Start of Block

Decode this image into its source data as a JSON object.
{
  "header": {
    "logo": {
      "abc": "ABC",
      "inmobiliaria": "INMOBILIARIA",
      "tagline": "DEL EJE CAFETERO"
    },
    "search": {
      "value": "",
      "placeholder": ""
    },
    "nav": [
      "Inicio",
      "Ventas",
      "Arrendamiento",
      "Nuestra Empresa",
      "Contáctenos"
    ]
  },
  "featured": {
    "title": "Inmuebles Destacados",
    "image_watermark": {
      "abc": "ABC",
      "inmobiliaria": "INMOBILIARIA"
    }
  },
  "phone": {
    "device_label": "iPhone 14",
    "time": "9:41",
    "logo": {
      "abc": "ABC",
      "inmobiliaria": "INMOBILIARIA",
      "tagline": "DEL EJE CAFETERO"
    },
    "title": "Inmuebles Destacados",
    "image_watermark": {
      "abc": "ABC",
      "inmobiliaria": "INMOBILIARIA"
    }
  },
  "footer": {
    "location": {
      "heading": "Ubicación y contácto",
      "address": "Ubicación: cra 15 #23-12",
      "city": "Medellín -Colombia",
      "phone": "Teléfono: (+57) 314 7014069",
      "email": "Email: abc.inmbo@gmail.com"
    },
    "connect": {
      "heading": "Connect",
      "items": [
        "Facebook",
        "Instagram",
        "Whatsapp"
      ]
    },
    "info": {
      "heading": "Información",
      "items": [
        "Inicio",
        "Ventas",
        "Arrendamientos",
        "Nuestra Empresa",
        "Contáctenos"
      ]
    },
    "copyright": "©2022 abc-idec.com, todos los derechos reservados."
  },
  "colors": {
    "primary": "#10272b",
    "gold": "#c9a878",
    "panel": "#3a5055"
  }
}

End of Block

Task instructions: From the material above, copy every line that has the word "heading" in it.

Answer:
      "heading": "Ubicación y contácto",
      "heading": "Connect",
      "heading": "Información",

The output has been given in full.